The fine line between doing history and doing opinion journalism: By crawling into bed with an academic cum unabashed left-wing polemicist like Randall Balmer, John Fea of Messiah College's attempt to link Ted Cruz with "Christian Dominionism" may be risking the same guilt-by-association charge of scholarly hackery that surrounds David Barton.
Plus the act is rather dated. What philosopher James K.A. Smith calls "Theocracy Alarmists, Inc." is showing its age, as Ross Douthat reported way back in 2006 in that other age of theocracy, under George W. Bush:
...whereas Randall Balmer’s Thy Kingdom Come: How the Religious Right Distorts the Faith and Threatens America: An Evangelical’s Lament is less forgivable, because Balmer ought to have known better.
He is an evangelical Christian, a professor of religious history at Columbia, and the author of Mine Eyes Have Seen the Glory, a largely sympathetic exploration of evangelical belief in America. Yet Thy Kingdom Come—a glorified pamphlet, despite its endless subtitle—is indistinguishable from the general run of secularist hysterics, save for a smug reference to Balmer’s spotless Sunday school attendance record and a patina of “real Baptist” outrage over how the Religious Right has supposedly hijacked his heritage. There’s certainly room, after thirty years of culture war, for an informed and evenhanded critique of Christian conservatism, and Balmer’s background would seem to make him an ideal writer for the job.

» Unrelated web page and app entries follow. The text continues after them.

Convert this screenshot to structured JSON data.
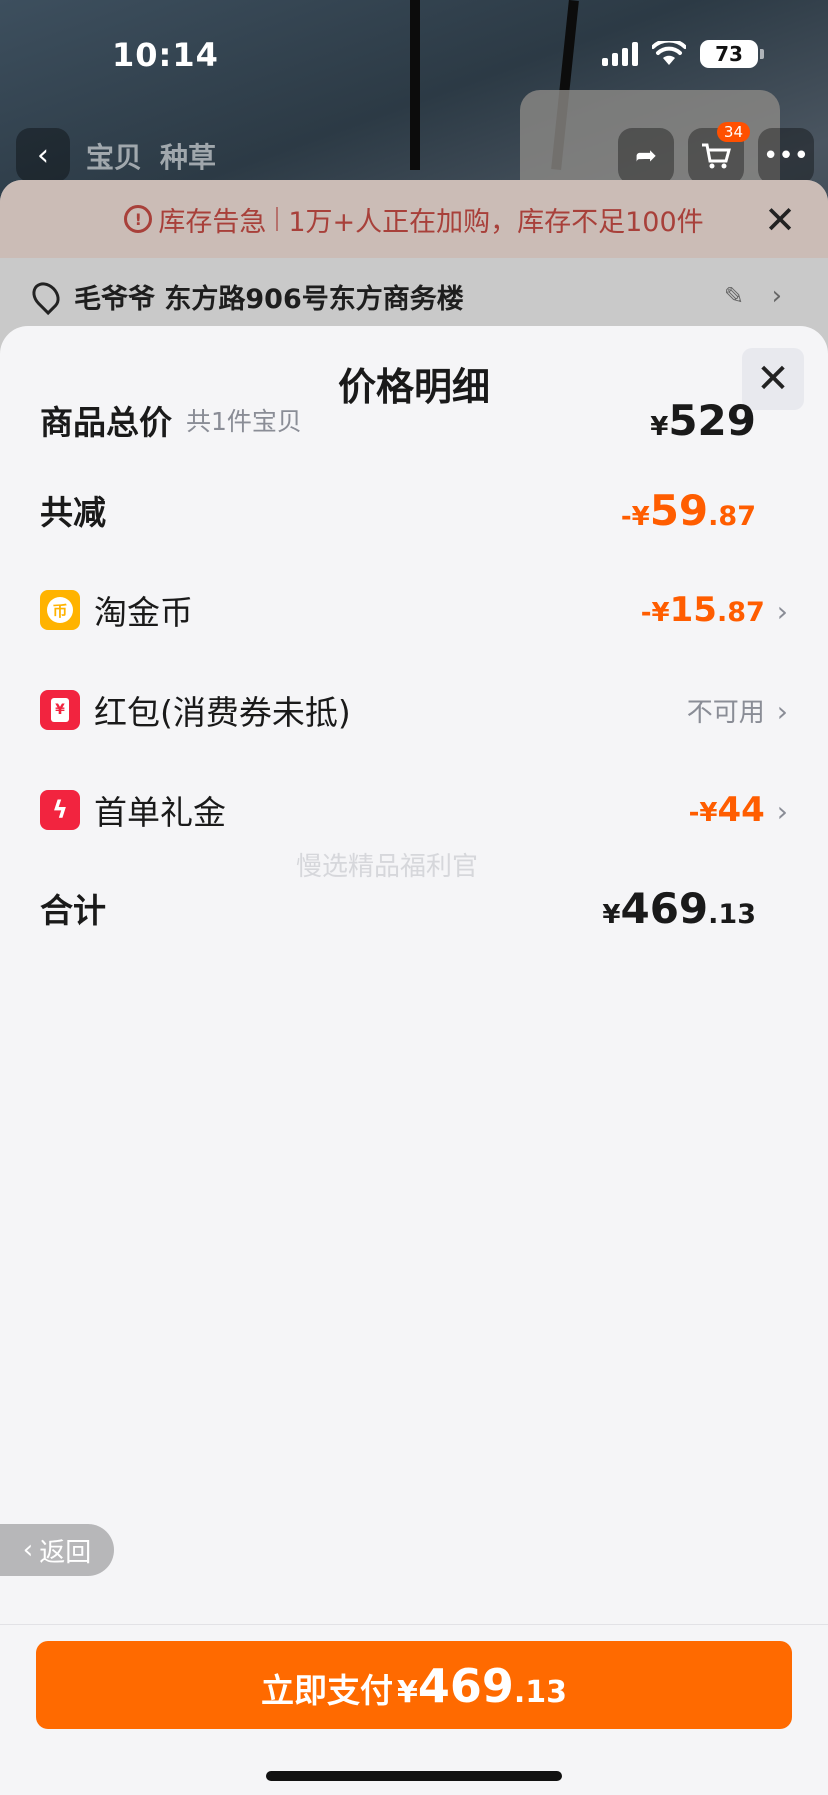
{
  "status_bar": {
    "time": "10:14",
    "battery": "73"
  },
  "nav": {
    "tab_1": "宝贝",
    "tab_2": "种草",
    "cart_count": "34",
    "back_icon": "chevron-left-icon",
    "share_icon": "share-icon",
    "cart_icon": "cart-icon",
    "more_icon": "more-icon"
  },
  "stock_alert": {
    "title": "库存告急",
    "message": "1万+人正在加购，库存不足100件",
    "close_icon": "close-icon"
  },
  "address": {
    "text": "毛爷爷 东方路906号东方商务楼"
  },
  "sheet": {
    "title": "价格明细",
    "close_icon": "close-icon",
    "rows": {
      "total": {
        "label": "商品总价",
        "sub": "共1件宝贝",
        "symbol": "¥",
        "int": "529",
        "dec": ""
      },
      "discount": {
        "label": "共减",
        "symbol": "-¥",
        "int": "59",
        "dec": ".87"
      },
      "coins": {
        "label": "淘金币",
        "icon_text": "币",
        "symbol": "-¥",
        "int": "15",
        "dec": ".87"
      },
      "redpacket": {
        "label": "红包(消费券未抵)",
        "icon_text": "¥",
        "status": "不可用"
      },
      "firstorder": {
        "label": "首单礼金",
        "icon_text": "ϟ",
        "symbol": "-¥",
        "int": "44",
        "dec": ""
      },
      "sum": {
        "label": "合计",
        "symbol": "¥",
        "int": "469",
        "dec": ".13"
      }
    },
    "watermark": "慢选精品福利官"
  },
  "back_pill": {
    "label": "返回"
  },
  "footer": {
    "pay_label": "立即支付",
    "symbol": "¥",
    "int": "469",
    "dec": ".13"
  },
  "colors": {
    "accent": "#ff6a00",
    "discount": "#ff5d00",
    "alert": "#a8403a"
  }
}
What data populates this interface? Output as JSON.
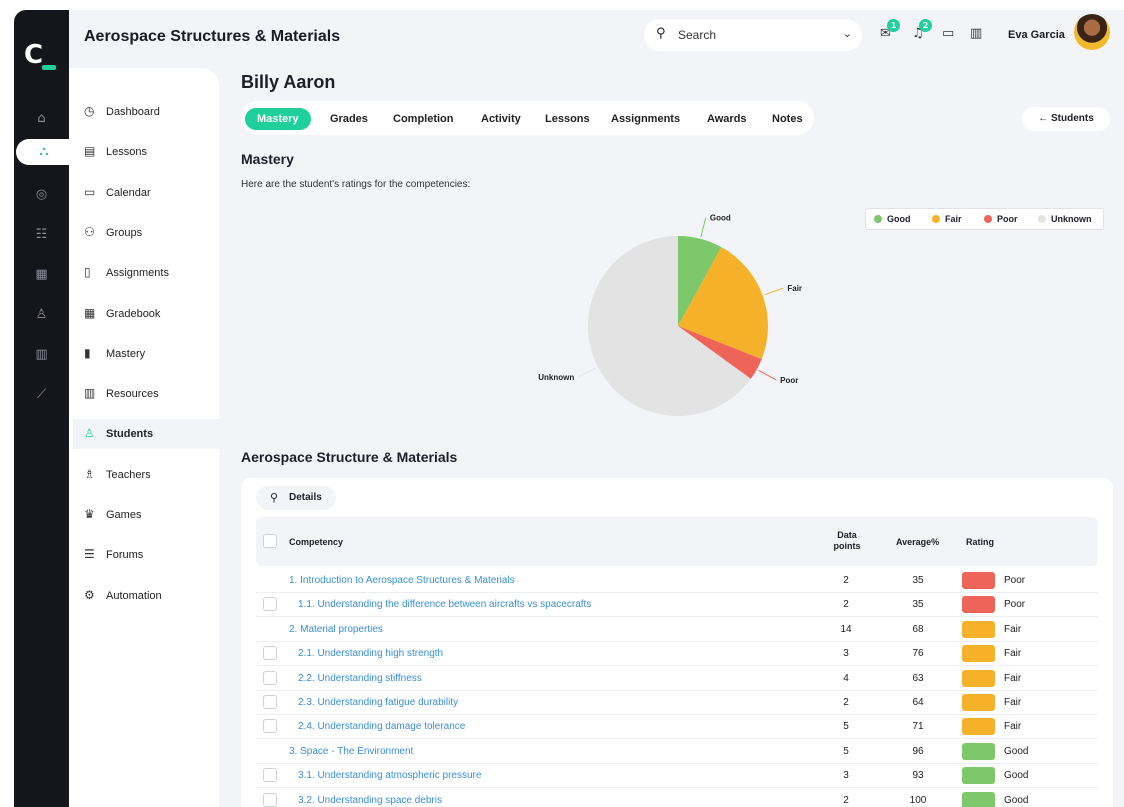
{
  "app": {
    "title": "Aerospace Structures & Materials",
    "logo_text": "C"
  },
  "search": {
    "placeholder": "Search"
  },
  "header": {
    "messages_badge": "1",
    "notifications_badge": "2",
    "user_name": "Eva Garcia"
  },
  "rail_icons": [
    "home-icon",
    "students-icon",
    "palette-icon",
    "users-icon",
    "grid-icon",
    "user-icon",
    "books-icon",
    "chart-icon"
  ],
  "nav": [
    {
      "label": "Dashboard",
      "icon": "dashboard-icon"
    },
    {
      "label": "Lessons",
      "icon": "lessons-icon"
    },
    {
      "label": "Calendar",
      "icon": "calendar-icon"
    },
    {
      "label": "Groups",
      "icon": "groups-icon"
    },
    {
      "label": "Assignments",
      "icon": "assignments-icon"
    },
    {
      "label": "Gradebook",
      "icon": "gradebook-icon"
    },
    {
      "label": "Mastery",
      "icon": "mastery-icon"
    },
    {
      "label": "Resources",
      "icon": "resources-icon"
    },
    {
      "label": "Students",
      "icon": "students-icon"
    },
    {
      "label": "Teachers",
      "icon": "teachers-icon"
    },
    {
      "label": "Games",
      "icon": "games-icon"
    },
    {
      "label": "Forums",
      "icon": "forums-icon"
    },
    {
      "label": "Automation",
      "icon": "automation-icon"
    }
  ],
  "student_name": "Billy Aaron",
  "tabs": [
    "Mastery",
    "Grades",
    "Completion",
    "Activity",
    "Lessons",
    "Assignments",
    "Awards",
    "Notes"
  ],
  "back_button": "← Students",
  "mastery": {
    "title": "Mastery",
    "description": "Here are the student's ratings for the competencies:"
  },
  "colors": {
    "good": "#7cc86a",
    "fair": "#f6b12b",
    "poor": "#ee6459",
    "unknown": "#e3e3e3",
    "accent": "#1fcf9c"
  },
  "chart_data": {
    "type": "pie",
    "slices": [
      {
        "label": "Good",
        "value": 8
      },
      {
        "label": "Fair",
        "value": 23
      },
      {
        "label": "Poor",
        "value": 4
      },
      {
        "label": "Unknown",
        "value": 65
      }
    ],
    "legend": [
      "Good",
      "Fair",
      "Poor",
      "Unknown"
    ],
    "legend_position": "top-right"
  },
  "table": {
    "title": "Aerospace Structure & Materials",
    "details_button": "Details",
    "headers": {
      "competency": "Competency",
      "data_points": "Data points",
      "average": "Average%",
      "rating": "Rating"
    },
    "rows": [
      {
        "competency": "1. Introduction to Aerospace Structures & Materials",
        "data_points": "2",
        "average": "35",
        "rating": "Poor",
        "level": 0
      },
      {
        "competency": "1.1. Understanding the difference between aircrafts vs spacecrafts",
        "data_points": "2",
        "average": "35",
        "rating": "Poor",
        "level": 1
      },
      {
        "competency": "2. Material properties",
        "data_points": "14",
        "average": "68",
        "rating": "Fair",
        "level": 0
      },
      {
        "competency": "2.1. Understanding high strength",
        "data_points": "3",
        "average": "76",
        "rating": "Fair",
        "level": 1
      },
      {
        "competency": "2.2. Understanding stiffness",
        "data_points": "4",
        "average": "63",
        "rating": "Fair",
        "level": 1
      },
      {
        "competency": "2.3. Understanding fatigue durability",
        "data_points": "2",
        "average": "64",
        "rating": "Fair",
        "level": 1
      },
      {
        "competency": "2.4. Understanding damage tolerance",
        "data_points": "5",
        "average": "71",
        "rating": "Fair",
        "level": 1
      },
      {
        "competency": "3. Space - The Environment",
        "data_points": "5",
        "average": "96",
        "rating": "Good",
        "level": 0
      },
      {
        "competency": "3.1. Understanding atmospheric pressure",
        "data_points": "3",
        "average": "93",
        "rating": "Good",
        "level": 1
      },
      {
        "competency": "3.2. Understanding space debris",
        "data_points": "2",
        "average": "100",
        "rating": "Good",
        "level": 1
      }
    ]
  }
}
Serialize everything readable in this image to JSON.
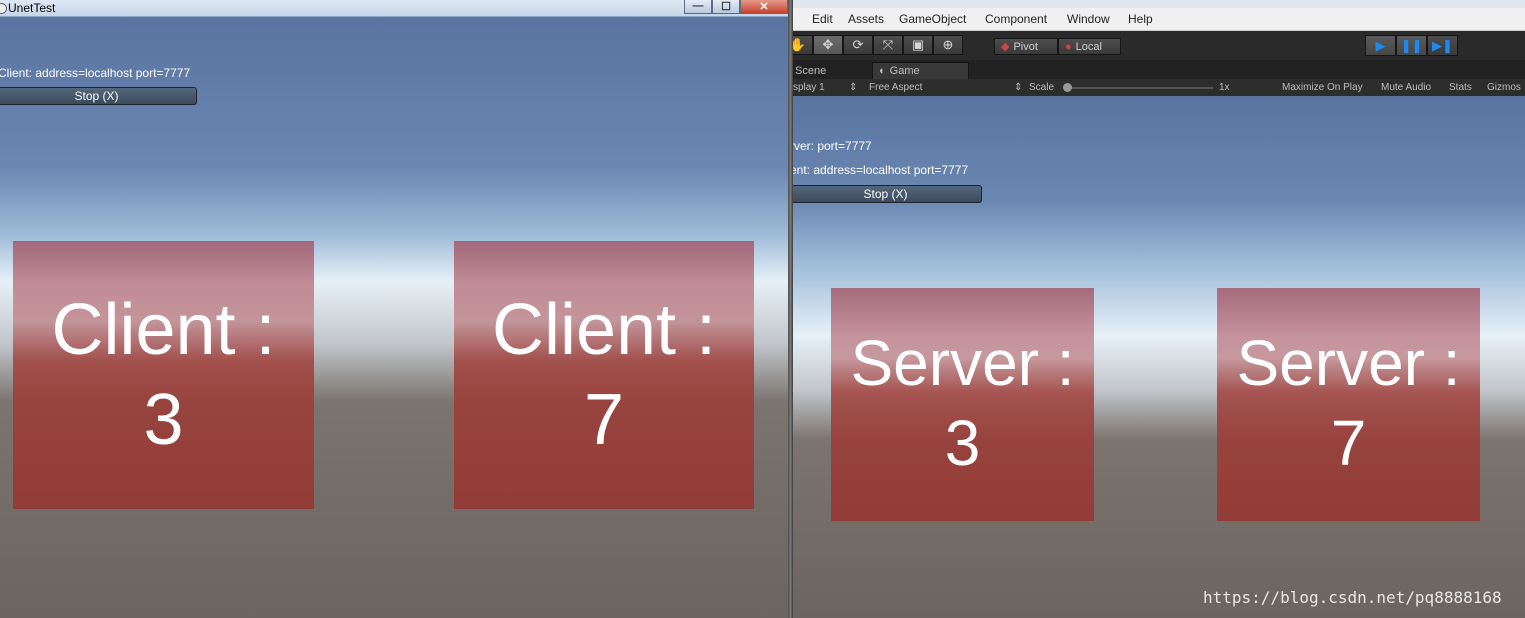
{
  "left_window": {
    "title": "UnetTest",
    "min_label": "—",
    "max_label": "☐",
    "close_label": "✕",
    "client_info": "Client: address=localhost port=7777",
    "stop_button": "Stop (X)",
    "quads": [
      {
        "title": "Client :",
        "value": "3"
      },
      {
        "title": "Client :",
        "value": "7"
      }
    ]
  },
  "editor": {
    "menu": [
      "Edit",
      "Assets",
      "GameObject",
      "Component",
      "Window",
      "Help"
    ],
    "tools": [
      "hand-icon",
      "move-icon",
      "rotate-icon",
      "scale-icon",
      "rect-icon",
      "transform-icon"
    ],
    "pivot_label": "Pivot",
    "local_label": "Local",
    "tabs": {
      "scene": "Scene",
      "game": "Game"
    },
    "game_toolbar": {
      "display": "splay 1",
      "aspect": "Free Aspect",
      "scale_label": "Scale",
      "scale_value": "1x",
      "maximize": "Maximize On Play",
      "mute": "Mute Audio",
      "stats": "Stats",
      "gizmos": "Gizmos"
    },
    "server_info": "rver: port=7777",
    "client_info": "ent: address=localhost port=7777",
    "stop_button": "Stop (X)",
    "quads": [
      {
        "title": "Server :",
        "value": "3"
      },
      {
        "title": "Server :",
        "value": "7"
      }
    ],
    "watermark": "https://blog.csdn.net/pq8888168"
  }
}
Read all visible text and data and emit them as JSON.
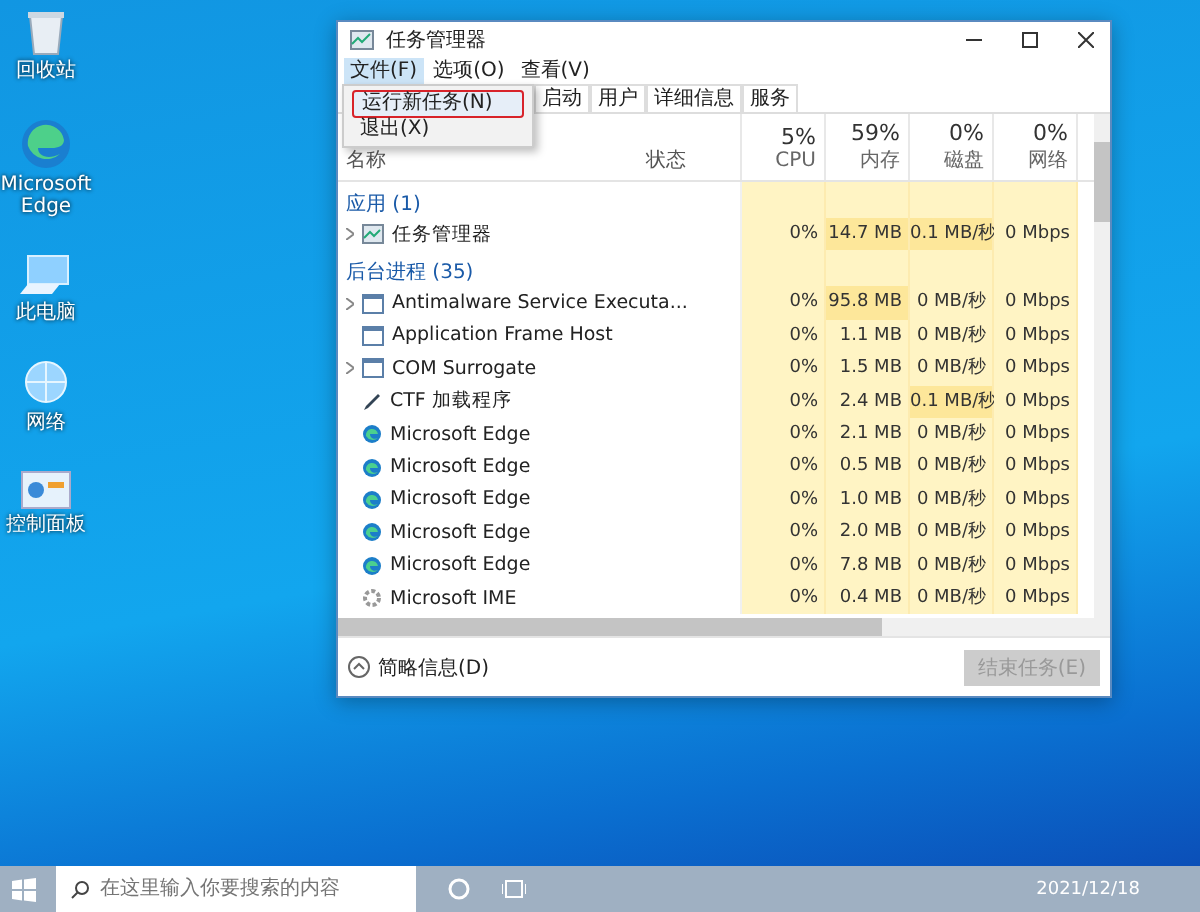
{
  "desktop_icons": [
    {
      "label": "回收站",
      "kind": "bin"
    },
    {
      "label": "Microsoft Edge",
      "kind": "edge"
    },
    {
      "label": "此电脑",
      "kind": "pc"
    },
    {
      "label": "网络",
      "kind": "net"
    },
    {
      "label": "控制面板",
      "kind": "panel"
    }
  ],
  "window": {
    "title": "任务管理器"
  },
  "menu_bar": [
    {
      "label": "文件(F)",
      "selected": true
    },
    {
      "label": "选项(O)",
      "selected": false
    },
    {
      "label": "查看(V)",
      "selected": false
    }
  ],
  "file_menu": [
    {
      "label": "运行新任务(N)",
      "highlighted": true
    },
    {
      "label": "退出(X)",
      "highlighted": false
    }
  ],
  "tabs": [
    {
      "label": "启动",
      "selected": false
    },
    {
      "label": "用户",
      "selected": false
    },
    {
      "label": "详细信息",
      "selected": false
    },
    {
      "label": "服务",
      "selected": false
    }
  ],
  "columns": [
    {
      "label": "名称"
    },
    {
      "label": "状态"
    },
    {
      "percent": "5%",
      "label": "CPU"
    },
    {
      "percent": "59%",
      "label": "内存"
    },
    {
      "percent": "0%",
      "label": "磁盘"
    },
    {
      "percent": "0%",
      "label": "网络"
    }
  ],
  "groups": [
    {
      "title": "应用 (1)",
      "rows": [
        {
          "name": "任务管理器",
          "kind": "tm",
          "expandable": true,
          "cells": [
            {
              "text": "0%",
              "hot": false
            },
            {
              "text": "14.7 MB",
              "hot": true
            },
            {
              "text": "0.1 MB/秒",
              "hot": true
            },
            {
              "text": "0 Mbps",
              "hot": false
            }
          ]
        }
      ]
    },
    {
      "title": "后台进程 (35)",
      "rows": [
        {
          "name": "Antimalware Service Executa...",
          "kind": "svc",
          "expandable": true,
          "cells": [
            {
              "text": "0%",
              "hot": false
            },
            {
              "text": "95.8 MB",
              "hot": true
            },
            {
              "text": "0 MB/秒",
              "hot": false
            },
            {
              "text": "0 Mbps",
              "hot": false
            }
          ]
        },
        {
          "name": "Application Frame Host",
          "kind": "svc",
          "expandable": false,
          "cells": [
            {
              "text": "0%",
              "hot": false
            },
            {
              "text": "1.1 MB",
              "hot": false
            },
            {
              "text": "0 MB/秒",
              "hot": false
            },
            {
              "text": "0 Mbps",
              "hot": false
            }
          ]
        },
        {
          "name": "COM Surrogate",
          "kind": "svc",
          "expandable": true,
          "cells": [
            {
              "text": "0%",
              "hot": false
            },
            {
              "text": "1.5 MB",
              "hot": false
            },
            {
              "text": "0 MB/秒",
              "hot": false
            },
            {
              "text": "0 Mbps",
              "hot": false
            }
          ]
        },
        {
          "name": "CTF 加载程序",
          "kind": "pen",
          "expandable": false,
          "cells": [
            {
              "text": "0%",
              "hot": false
            },
            {
              "text": "2.4 MB",
              "hot": false
            },
            {
              "text": "0.1 MB/秒",
              "hot": true
            },
            {
              "text": "0 Mbps",
              "hot": false
            }
          ]
        },
        {
          "name": "Microsoft Edge",
          "kind": "edge",
          "expandable": false,
          "cells": [
            {
              "text": "0%",
              "hot": false
            },
            {
              "text": "2.1 MB",
              "hot": false
            },
            {
              "text": "0 MB/秒",
              "hot": false
            },
            {
              "text": "0 Mbps",
              "hot": false
            }
          ]
        },
        {
          "name": "Microsoft Edge",
          "kind": "edge",
          "expandable": false,
          "cells": [
            {
              "text": "0%",
              "hot": false
            },
            {
              "text": "0.5 MB",
              "hot": false
            },
            {
              "text": "0 MB/秒",
              "hot": false
            },
            {
              "text": "0 Mbps",
              "hot": false
            }
          ]
        },
        {
          "name": "Microsoft Edge",
          "kind": "edge",
          "expandable": false,
          "cells": [
            {
              "text": "0%",
              "hot": false
            },
            {
              "text": "1.0 MB",
              "hot": false
            },
            {
              "text": "0 MB/秒",
              "hot": false
            },
            {
              "text": "0 Mbps",
              "hot": false
            }
          ]
        },
        {
          "name": "Microsoft Edge",
          "kind": "edge",
          "expandable": false,
          "cells": [
            {
              "text": "0%",
              "hot": false
            },
            {
              "text": "2.0 MB",
              "hot": false
            },
            {
              "text": "0 MB/秒",
              "hot": false
            },
            {
              "text": "0 Mbps",
              "hot": false
            }
          ]
        },
        {
          "name": "Microsoft Edge",
          "kind": "edge",
          "expandable": false,
          "cells": [
            {
              "text": "0%",
              "hot": false
            },
            {
              "text": "7.8 MB",
              "hot": false
            },
            {
              "text": "0 MB/秒",
              "hot": false
            },
            {
              "text": "0 Mbps",
              "hot": false
            }
          ]
        },
        {
          "name": "Microsoft IME",
          "kind": "gear",
          "expandable": false,
          "cells": [
            {
              "text": "0%",
              "hot": false
            },
            {
              "text": "0.4 MB",
              "hot": false
            },
            {
              "text": "0 MB/秒",
              "hot": false
            },
            {
              "text": "0 Mbps",
              "hot": false
            }
          ]
        }
      ]
    }
  ],
  "footer": {
    "fewer_details": "简略信息(D)",
    "end_task": {
      "label": "结束任务(E)",
      "disabled": true
    }
  },
  "taskbar": {
    "search_placeholder": "在这里输入你要搜索的内容",
    "date": "2021/12/18"
  }
}
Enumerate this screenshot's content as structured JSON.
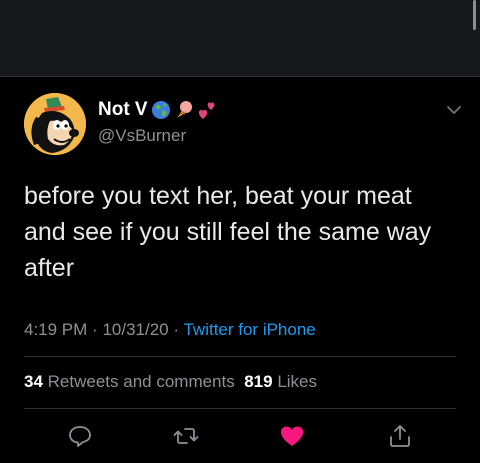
{
  "tweet": {
    "display_name": "Not V",
    "name_emojis": [
      "globe-icon",
      "ice-cream-icon",
      "two-hearts-icon"
    ],
    "handle": "@VsBurner",
    "text": "before you text her, beat your meat and see if you still feel the same way after",
    "time": "4:19 PM",
    "date": "10/31/20",
    "separator": "·",
    "source": "Twitter for iPhone"
  },
  "stats": {
    "retweets_count": "34",
    "retweets_label": "Retweets and comments",
    "likes_count": "819",
    "likes_label": "Likes"
  },
  "actions": {
    "icons": [
      "reply-icon",
      "retweet-icon",
      "like-icon",
      "share-icon"
    ],
    "like_color": "#f91880"
  },
  "colors": {
    "background": "#000000",
    "link": "#1d9bf0",
    "secondary_text": "#8b9197"
  }
}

But while he occasionally nods in the direction of intelligent criticism—noting the disparity between the Christian Right’s fixation on gay marriage, say, and its long-running silence on divorce; or zinging religious conservatives for writing the Bush administration a blank check in the war on terror—these arguments are quickly dropped in favor of the usual litany of anti-theocrat complaints, flavored with the usual apocalyptic rhetoric.
“What would America look like if the Religious Right had its way?” Balmer wonders. “The best answer” is that Christian conservatism “hankers for the kind of homogeneous theocracy that the Puritans tried to establish in seventeenth-century Massachusetts.” A few attempts to insert Intelligent Design into public school curricula constitute an “insidious” plot to overturn the Enlightenment, while the campaign to allow voluntary prayer in public schools is an attempt “to dismantle the First Amendment.” In the debate over vouchers and homeschooling, Balmer (who opposes both) assures his readers that “the future of American democracy hangs in the balance.”
Once again, all roads lead to [R.J.] Rushdoony. Reconstructionism, Thy Kingdom Come asserts, has driven evangelicalism’s “radical tack to the right,” influencing everyone from Pat Robertson to Richard Land to Jerry Falwell to Roy Moore. But unlike Rudin or Phillips, Balmer doesn’t bother to do close readings of conservative speeches, teasing out the Reconstructionist code words and theocratic allusions. He has all the evidence he needs: The Rushdoonian Chalcedon Foundation’s website, Balmer announces with the air of a lawyer delivering an airtight summation, once published a defense of Roy Moore, which was penned “by an associate professor at Falwell’s Liberty University.” So Rushdoony is Moore is Falwell: Case closed.
When the evidence for Rushdoonian infiltration of the Religious Right grows thin for even the most diligent decoder, the subject is usually changed to the Rapture, another supposed pillar of the emerging theocratic edifice. Premillenarian dispensationalism’s emphasis on the imminent collapse of all institutions, foreign and domestic, would seem an odd fit with Reconstructionism’s idea of hastening Christ’s coming by building his (political) kingdom on Earth. But every 1950s conspiracist knew that when Communists seemed to differ—Tito and Stalin, Stalin and Mao—it only concealed a deeper concord. Similarly, everyone on the Christian Right is understood to be on the same side, no matter their superficial disagreements.Mercy.